As a winter-peaking utility, Vermont Electric’s highest demands would occur when nights are long, the solar resource is limited, and many days could pass with little ability to supply loads from the panels or recharge the batteries, all of which would effectively drain the system.
Even if solar PV and battery storage were to become as cost-competitive as traditional generation, the need to oversize such systems to meet worst-case demand scenarios is likely to make them more expensive, especially in northern regions.
What’s more, reliability concerns would be significant, considering the extent to which the supply portfolio relies on intermittent resource availability. Those concerns would intensify in cold-weather climates that can be particularly hard on battery operation.
For all of these reasons, the Vermont Electric study concluded that technical and economic realities require a better alternative than 100 percent solar and battery power supply. But the analysis also yielded other valuable results, such as findings the co-op can share with members interested in moving to 100 percent solar power; the ability to monitor trends in solar and be ready to take advantage of technological advances; and a clearer understanding of how the co-op’s load curves track with solar output.

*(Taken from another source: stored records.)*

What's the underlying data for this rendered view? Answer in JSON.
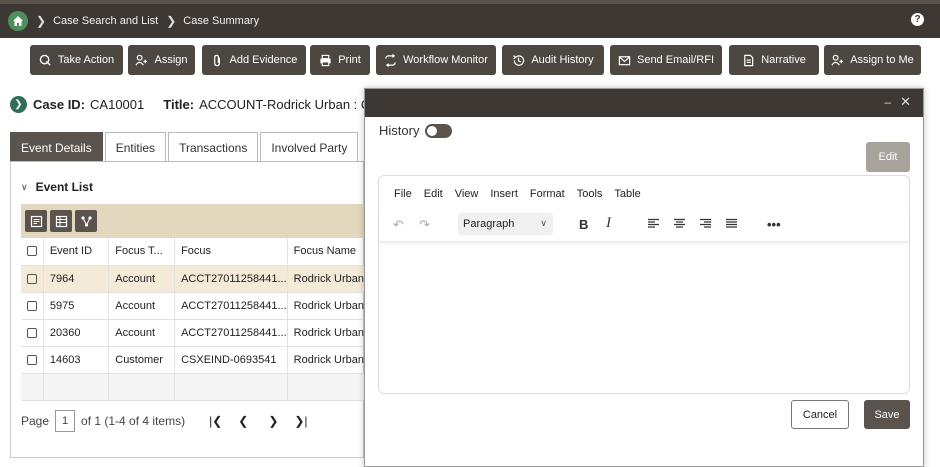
{
  "nav": {
    "breadcrumb": [
      "Case Search and List",
      "Case Summary"
    ],
    "help": "?"
  },
  "toolbar": [
    {
      "label": "Take Action",
      "icon": "take-action-icon"
    },
    {
      "label": "Assign",
      "icon": "assign-icon"
    },
    {
      "label": "Add Evidence",
      "icon": "paperclip-icon"
    },
    {
      "label": "Print",
      "icon": "printer-icon"
    },
    {
      "label": "Workflow Monitor",
      "icon": "workflow-icon"
    },
    {
      "label": "Audit History",
      "icon": "history-icon"
    },
    {
      "label": "Send Email/RFI",
      "icon": "mail-icon"
    },
    {
      "label": "Narrative",
      "icon": "document-icon"
    },
    {
      "label": "Assign to Me",
      "icon": "assign-me-icon"
    }
  ],
  "case": {
    "id_label": "Case ID:",
    "id_value": "CA10001",
    "title_label": "Title:",
    "title_value": "ACCOUNT-Rodrick Urban : CUST"
  },
  "tabs": [
    "Event Details",
    "Entities",
    "Transactions",
    "Involved Party"
  ],
  "event_list": {
    "title": "Event List",
    "columns": [
      "Event ID",
      "Focus T...",
      "Focus",
      "Focus Name"
    ],
    "rows": [
      [
        "7964",
        "Account",
        "ACCT27011258441...",
        "Rodrick Urban"
      ],
      [
        "5975",
        "Account",
        "ACCT27011258441...",
        "Rodrick Urban"
      ],
      [
        "20360",
        "Account",
        "ACCT27011258441...",
        "Rodrick Urban"
      ],
      [
        "14603",
        "Customer",
        "CSXEIND-0693541",
        "Rodrick Urban"
      ]
    ],
    "pager": {
      "label": "Page",
      "page": "1",
      "summary": "of 1 (1-4 of 4 items)"
    }
  },
  "dialog": {
    "history_label": "History",
    "edit_label": "Edit",
    "menu": [
      "File",
      "Edit",
      "View",
      "Insert",
      "Format",
      "Tools",
      "Table"
    ],
    "paragraph": "Paragraph",
    "cancel_label": "Cancel",
    "save_label": "Save"
  }
}
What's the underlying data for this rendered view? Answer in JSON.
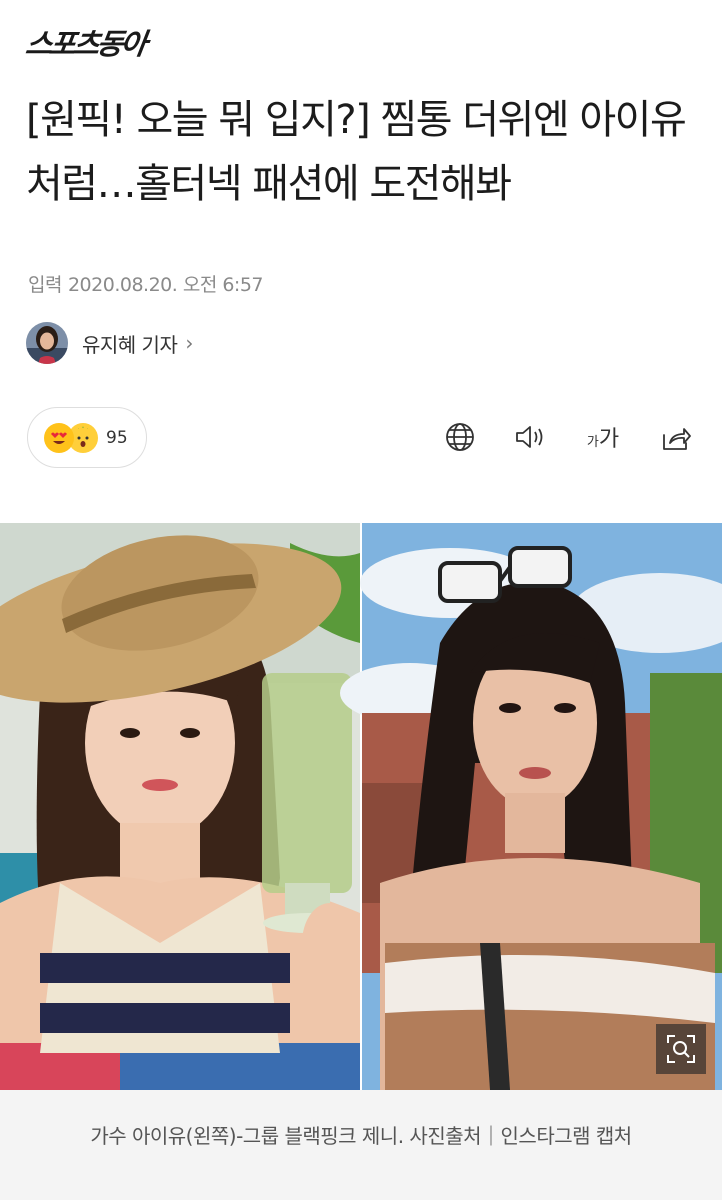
{
  "header": {
    "logo_text": "스포츠동아"
  },
  "article": {
    "title": "[원픽! 오늘 뭐 입지?] 찜통 더위엔 아이유처럼…홀터넥 패션에 도전해봐",
    "input_label": "입력",
    "input_datetime": "2020.08.20. 오전 6:57",
    "author": {
      "name": "유지혜 기자",
      "chevron": "›"
    }
  },
  "toolbar": {
    "reaction_count": "95",
    "reaction_icons": [
      "heart-eyes-emoji-icon",
      "surprised-pineapple-emoji-icon"
    ],
    "font_small": "가",
    "font_large": "가",
    "icons": [
      "globe-icon",
      "speaker-icon",
      "font-size-icon",
      "share-icon"
    ]
  },
  "photo": {
    "caption": "가수 아이유(왼쪽)-그룹 블랙핑크 제니. 사진출처｜인스타그램 캡처",
    "zoom_icon": "magnifier-zoom-icon"
  }
}
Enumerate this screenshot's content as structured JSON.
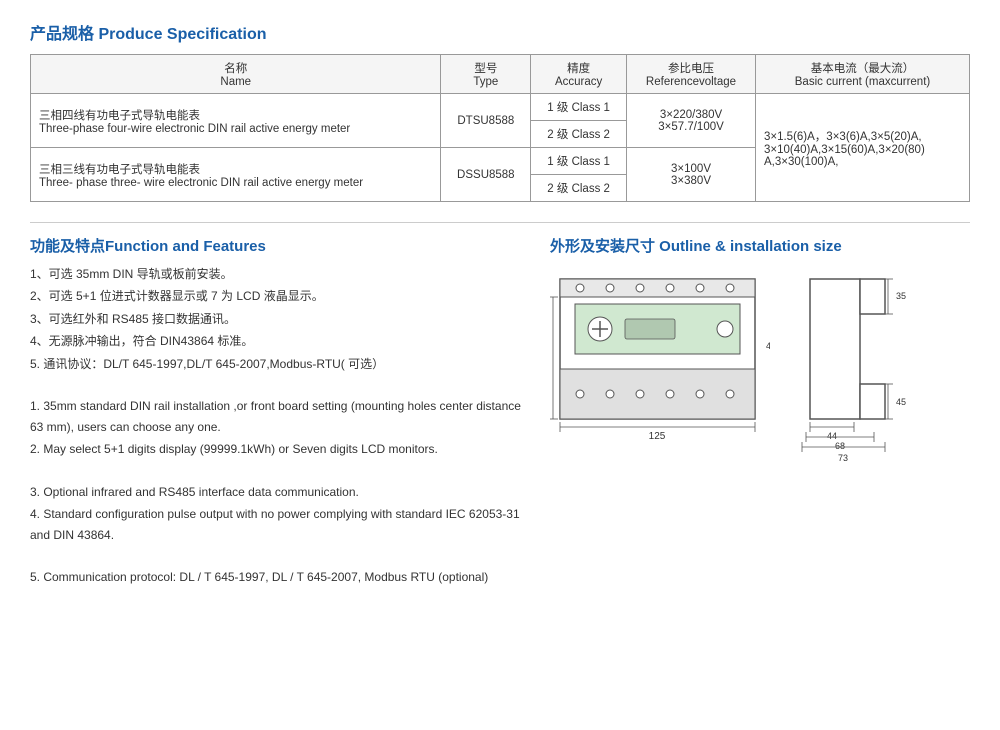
{
  "page": {
    "spec_title": "产品规格 Produce Specification",
    "features_title": "功能及特点Function and Features",
    "outline_title": "外形及安装尺寸 Outline & installation size"
  },
  "table": {
    "headers": {
      "name_zh": "名称",
      "name_en": "Name",
      "type_zh": "型号",
      "type_en": "Type",
      "accuracy_zh": "精度",
      "accuracy_en": "Accuracy",
      "ref_voltage_zh": "参比电压",
      "ref_voltage_en": "Referencevoltage",
      "base_current_zh": "基本电流（最大流）",
      "base_current_en": "Basic current (maxcurrent)"
    },
    "rows": [
      {
        "name_zh": "三相四线有功电子式导轨电能表",
        "name_en": "Three-phase four-wire electronic DIN rail active energy meter",
        "type": "DTSU8588",
        "class1": "1 级 Class 1",
        "class2": "2 级 Class 2",
        "ref_voltage": "3×220/380V\n3×57.7/100V",
        "base_current": "3×1.5(6)A，3×3(6)A,3×5(20)A,\n3×10(40)A,3×15(60)A,3×20(80)\nA,3×30(100)A,"
      },
      {
        "name_zh": "三相三线有功电子式导轨电能表",
        "name_en": "Three- phase three- wire electronic DIN rail active energy meter",
        "type": "DSSU8588",
        "class1": "1 级 Class 1",
        "class2": "2 级 Class 2",
        "ref_voltage": "3×100V\n3×380V",
        "base_current": ""
      }
    ]
  },
  "features": {
    "zh": [
      "1、可选 35mm DIN 导轨或板前安装。",
      "2、可选 5+1 位进式计数器显示或 7 为 LCD 液晶显示。",
      "3、可选红外和 RS485 接口数据通讯。",
      "4、无源脉冲输出，符合 DIN43864 标准。",
      "5. 通讯协议：DL/T 645-1997,DL/T 645-2007,Modbus-RTU( 可选）"
    ],
    "en": [
      "1. 35mm standard DIN rail installation ,or front board setting (mounting holes center distance 63 mm), users can choose any one.",
      "2. May select 5+1 digits display (99999.1kWh) or Seven digits LCD monitors.",
      "3. Optional infrared and RS485 interface data communication.",
      "4. Standard configuration pulse output with no power complying with standard IEC 62053-31 and DIN 43864.",
      "5. Communication protocol: DL / T 645-1997, DL / T 645-2007, Modbus RTU (optional)"
    ]
  }
}
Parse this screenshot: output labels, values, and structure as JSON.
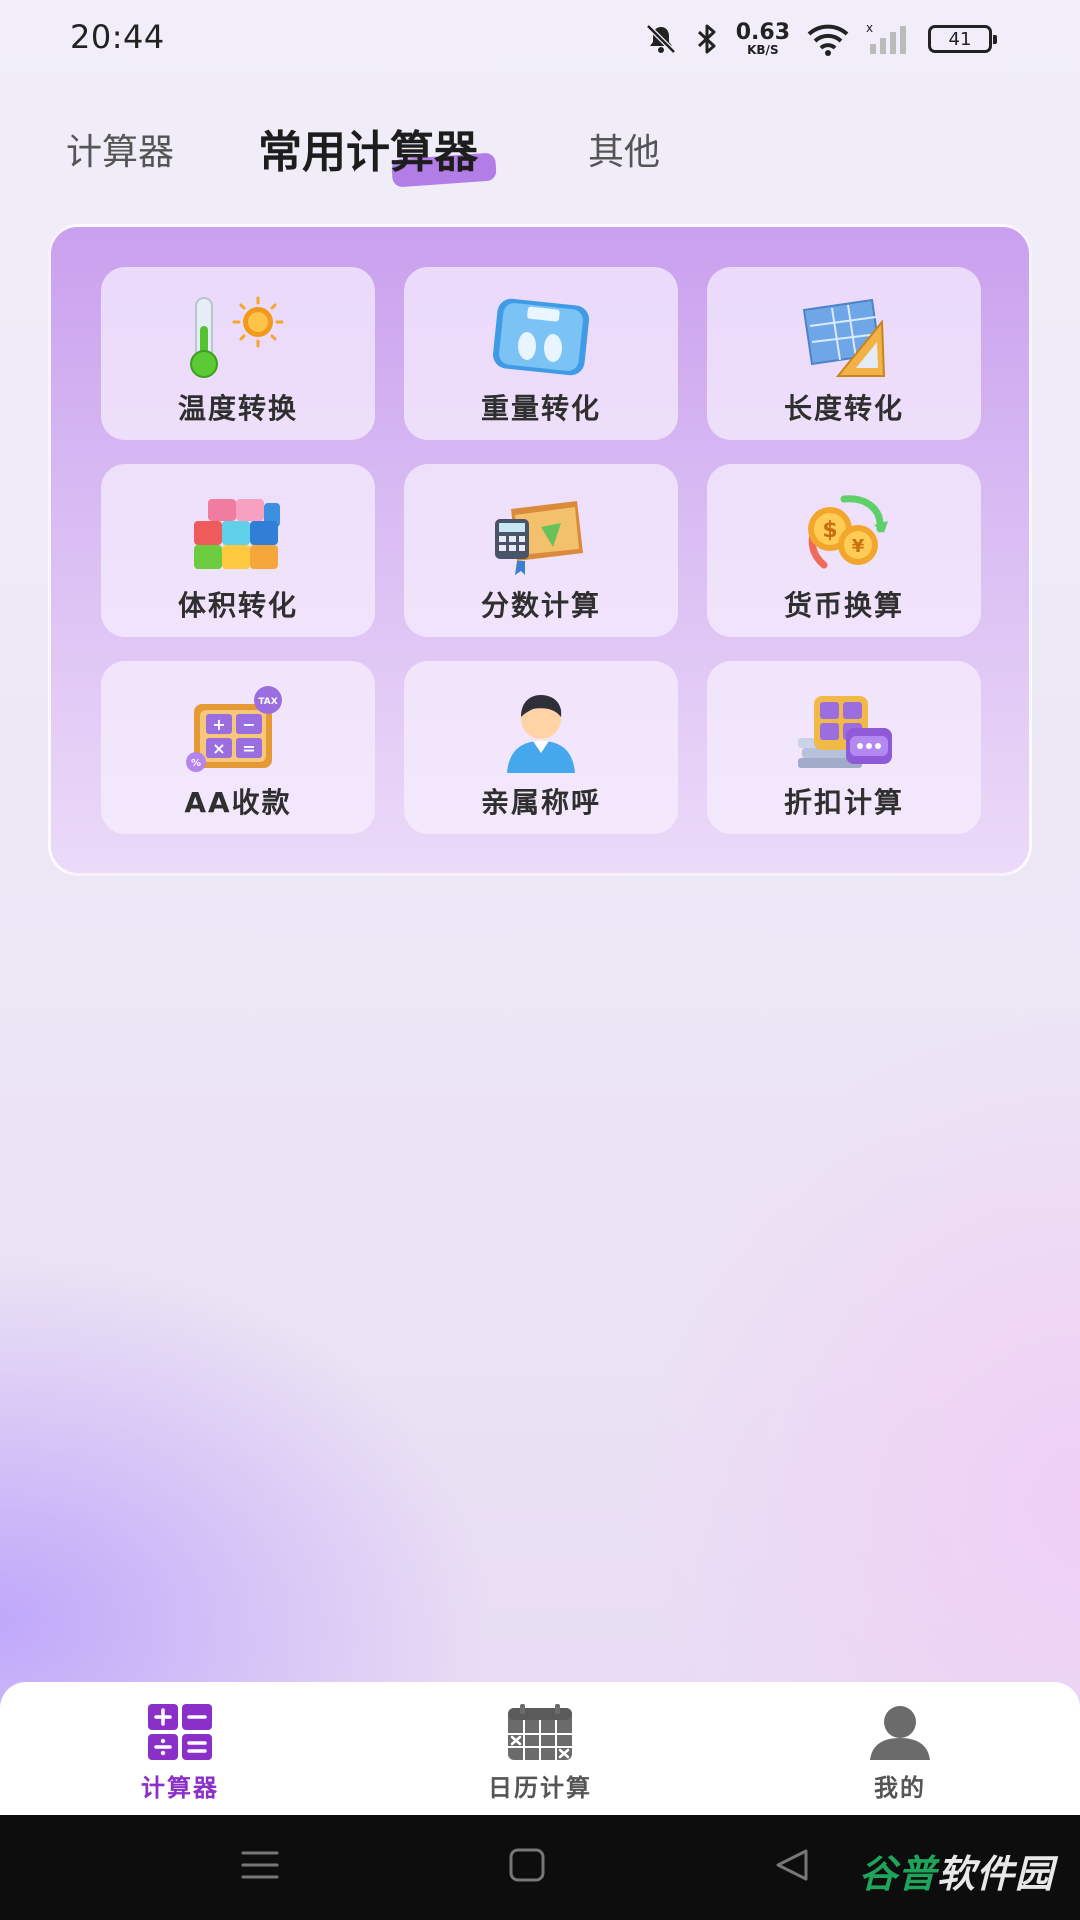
{
  "status_bar": {
    "time": "20:44",
    "net_speed_value": "0.63",
    "net_speed_unit": "KB/S",
    "battery": "41",
    "icons": [
      "bell-muted-icon",
      "bluetooth-icon",
      "wifi-icon",
      "signal-icon",
      "battery-icon"
    ]
  },
  "top_tabs": [
    {
      "label": "计算器",
      "active": false
    },
    {
      "label": "常用计算器",
      "active": true
    },
    {
      "label": "其他",
      "active": false
    }
  ],
  "tools": [
    {
      "label": "温度转换",
      "icon": "thermometer-sun-icon"
    },
    {
      "label": "重量转化",
      "icon": "scale-icon"
    },
    {
      "label": "长度转化",
      "icon": "blueprint-ruler-icon"
    },
    {
      "label": "体积转化",
      "icon": "cube-icon"
    },
    {
      "label": "分数计算",
      "icon": "books-calculator-icon"
    },
    {
      "label": "货币换算",
      "icon": "coins-exchange-icon"
    },
    {
      "label": "AA收款",
      "icon": "tax-calculator-icon"
    },
    {
      "label": "亲属称呼",
      "icon": "person-icon"
    },
    {
      "label": "折扣计算",
      "icon": "discount-calculator-icon"
    }
  ],
  "bottom_nav": [
    {
      "label": "计算器",
      "icon": "calculator-grid-icon",
      "active": true
    },
    {
      "label": "日历计算",
      "icon": "calendar-icon",
      "active": false
    },
    {
      "label": "我的",
      "icon": "user-icon",
      "active": false
    }
  ],
  "colors": {
    "accent": "#8a2fc7",
    "panel_top": "#c9a0ee",
    "tab_highlight": "#b27de6"
  },
  "watermark": {
    "part1": "谷普",
    "part2": "软件园"
  }
}
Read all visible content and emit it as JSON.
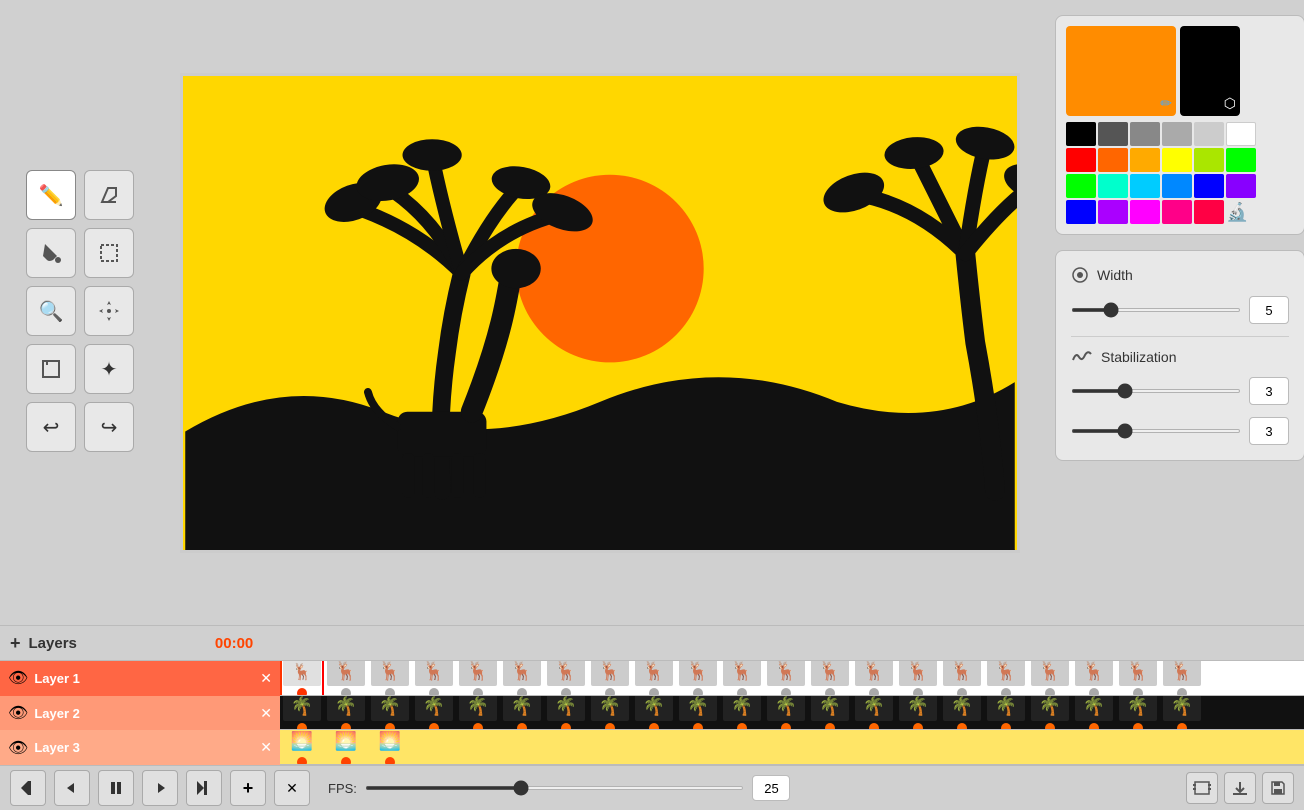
{
  "toolbar": {
    "tools": [
      {
        "id": "pencil",
        "icon": "✏️",
        "label": "Pencil"
      },
      {
        "id": "eraser",
        "icon": "◇",
        "label": "Eraser"
      },
      {
        "id": "fill",
        "icon": "🪣",
        "label": "Fill"
      },
      {
        "id": "select",
        "icon": "⬛",
        "label": "Select"
      },
      {
        "id": "zoom",
        "icon": "🔍",
        "label": "Zoom"
      },
      {
        "id": "move",
        "icon": "✛",
        "label": "Move"
      },
      {
        "id": "fullscreen",
        "icon": "⛶",
        "label": "Fullscreen"
      },
      {
        "id": "transform",
        "icon": "✦",
        "label": "Transform"
      },
      {
        "id": "undo",
        "icon": "↩",
        "label": "Undo"
      },
      {
        "id": "redo",
        "icon": "↪",
        "label": "Redo"
      }
    ]
  },
  "color_panel": {
    "primary_color": "#ff8c00",
    "secondary_color": "#000000",
    "swatches_row1": [
      "#000000",
      "#555555",
      "#888888",
      "#aaaaaa",
      "#cccccc",
      "#ffffff"
    ],
    "swatches_row2": [
      "#ff0000",
      "#ff6600",
      "#ffaa00",
      "#ffff00",
      "#aae600",
      "#00ff00"
    ],
    "swatches_row3": [
      "#00ff00",
      "#00ffcc",
      "#00ccff",
      "#0088ff",
      "#0000ff",
      "#8800ff"
    ],
    "swatches_row4": [
      "#0000ff",
      "#aa00ff",
      "#ff00ff",
      "#ff0088",
      "#ff0044",
      "eyedropper"
    ]
  },
  "stroke_panel": {
    "title": "Width",
    "width_value": "5",
    "stabilization_label": "Stabilization",
    "stabilization_value1": "3",
    "stabilization_value2": "3"
  },
  "layers": {
    "title": "Layers",
    "add_label": "+",
    "timecode": "00:00",
    "items": [
      {
        "name": "Layer 1",
        "visible": true,
        "active": true
      },
      {
        "name": "Layer 2",
        "visible": true,
        "active": false
      },
      {
        "name": "Layer 3",
        "visible": true,
        "active": false
      }
    ]
  },
  "playback": {
    "fps_label": "FPS:",
    "fps_value": "25",
    "btn_rewind": "⏮",
    "btn_prev": "◀",
    "btn_play": "⏸",
    "btn_next": "▶",
    "btn_fastforward": "⏭",
    "btn_add": "+",
    "btn_delete": "✕"
  }
}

Vermont Electric has also now established a goal of incentivizing installation of in-home storage systems, ranging from heat-pump water heaters to electric vehicles. Coupling these incentives with two-way member communications and innovative rate designs offers the co-op another opportunity to maximize its use of renewables.
Costs, Benefits, Complexities
Assuming that increasing the presence of renewable energy sources is a desirable goal, it appears that the most cost-effective approach will likely involve staged installations of renewable generation, often in the form of strategically sited generating systems that incorporate multiple generation and storage technologies.
Pedernales Electric in Texas has acknowledged this by revising its original goal of 30 percent renewable capacity by 2020. Now, Muhoro says, the co-op aims for “cost-beneficial solutions without member subsidy,” to equal or exceed state or national renewable portfolio averages (whichever is greater) by 2020.
“It is better to discuss and focus on a percent of increase in renewables, [rather] than 100 percent,” Muhoro says. “This needs to be taken one step at a time.”
In the face of increasing interest in renewable energy, he adds, educating co-op board members, staff, and consumers about these complex, wide-ranging questions and concerns becomes essential.
“It is important to communicate to the membership the costs, benefits, complexities, and challenges of integrating renewables,” Muhoro says.
As Vermont Electric’s study demonstrated, installing a single large, centralized renewable power plant to meet any utility’s total energy needs is probably not feasible, at least for now. A more logical solution involves gradual investments in renewable power where technical and economic barriers are relatively low, such as community “solar gardens.”
But this does not mean the idea of a future powered by renewables is dead, only that utilities must be careful and realistic when establishing goals and transitioning away from carbon-based fuels. The challenge remains how to effectively build a bridge between today’s energy resources and generating technologies and those of tomorrow.
Utilities should anticipate gradual improvements in the technical and economic feasibility of renewables generation and energy storage technologies over time and bring those resources into their portfolios when it makes sense to do so.
Co-ops must also educate their boards, staffs, and members so they have a clear understanding of the opportunities and challenges associated with renewable energy. In this way, co-ops can be responsive to members and support the evolving consumer-centric business model, all while making wise investment decisions for continued economic and reliable system operations.